I read this with my book club for our annual October Classic read. I love that we commit to a classic every year and good or bad, the discussions over a classic are always pretty fantastic. When we reviewed this on Tuesday, I was not done with the read and I blew a chance to really analyze this book with my group. I finished this a couple of days after.
I had read up on Sylvia Plath’s life prior to this book and was extremely fascinated by how much this book parallels her life. While the book is about a deep depression, I did not find it depressing. The start of the book is her time in New York and the last third is while she is in a Mental Hospital. As one of the girls in our book club stated, as Esther finds herself deeper in her depression and break down – the writing becomes even more beautiful.
“I saw my life branching out before me like the green fig tree in the story. From the tip of every branch, like a fat purple fig, a wonderful future beckoned and winked.
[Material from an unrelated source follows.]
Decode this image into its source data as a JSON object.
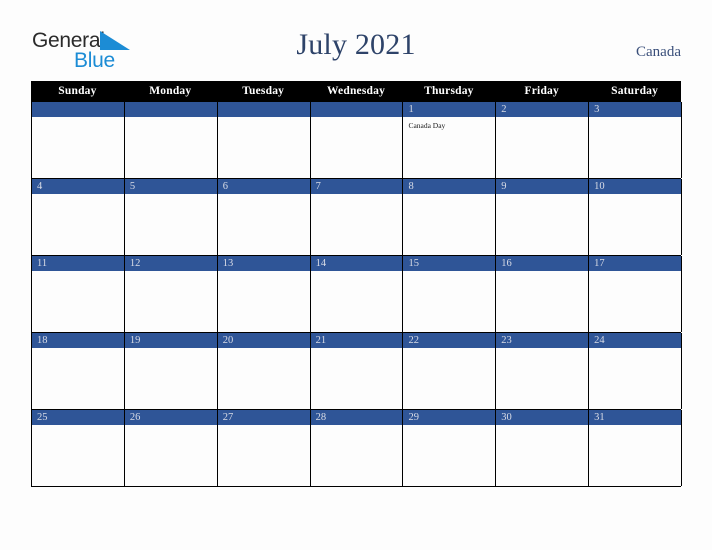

One fig was a husband and a happy home and children, and another fig was a famous poet and another fig was a brilliant professor, and another fig was Ee Gee, the amazing editor, and another fig was Europe and Africa and South America, and another fig was Constantin and Socrates and Attila and a pack of other lovers with queer names and offbeat professions, and another fig was an Olympic lady crew champion, and beyond and above these figs were many more figs I couldn’t quite make out. I saw myself sitting in the crotch of this fig tree, starving to death, just because I couldn’t make up my mind which of the figs I would choose. I wanted each and every one of them, but choosing one meant losing all the rest, and, as I sat there, unable to decide, the figs began to wrinkle and go black, and, one by one, they plopped to the ground at my feet.”
While not the easiest read, I think it is an important one. As I flip between the pages of information I have on Sylvia Plath and The Bell Jar’s Esther Greenwood… I can’t help but think how much of this book is Sylvia’s story.
The book first published in January if 1961, and Sylvia Plath committed suicide in February of 1963. It was first published under the name of Victoria Lucas. The novel was not published under Sylvia’s name until 1967 and not published in the United States until 1971 per the wishes of Plath’s mother and husband.
Why Was The Bell Jar Banned?
The Bell Jar has been challenged because it openly rejects traditional marriage and motherhood. It has also been challenged for it’s characters discussion of sexuality.
I purchased this book at the local fall library sale